## To do
Filter the entries below, keeping only lines with the word "data".

## Records supplied
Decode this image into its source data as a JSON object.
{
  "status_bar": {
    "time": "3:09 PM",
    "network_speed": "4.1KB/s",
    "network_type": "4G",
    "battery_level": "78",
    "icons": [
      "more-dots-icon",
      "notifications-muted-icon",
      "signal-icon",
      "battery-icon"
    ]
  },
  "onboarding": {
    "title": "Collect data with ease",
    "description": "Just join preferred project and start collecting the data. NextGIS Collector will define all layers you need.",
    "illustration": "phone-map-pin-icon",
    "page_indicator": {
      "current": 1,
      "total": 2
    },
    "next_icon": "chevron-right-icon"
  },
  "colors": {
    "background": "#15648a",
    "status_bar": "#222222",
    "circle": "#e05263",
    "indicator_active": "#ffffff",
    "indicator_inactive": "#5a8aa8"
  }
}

## Reply to the exercise
Decode this image into its source data as a JSON object.
    "title": "Collect data with ease",
    "description": "Just join preferred project and start collecting the data. NextGIS Collector will define all layers you need.",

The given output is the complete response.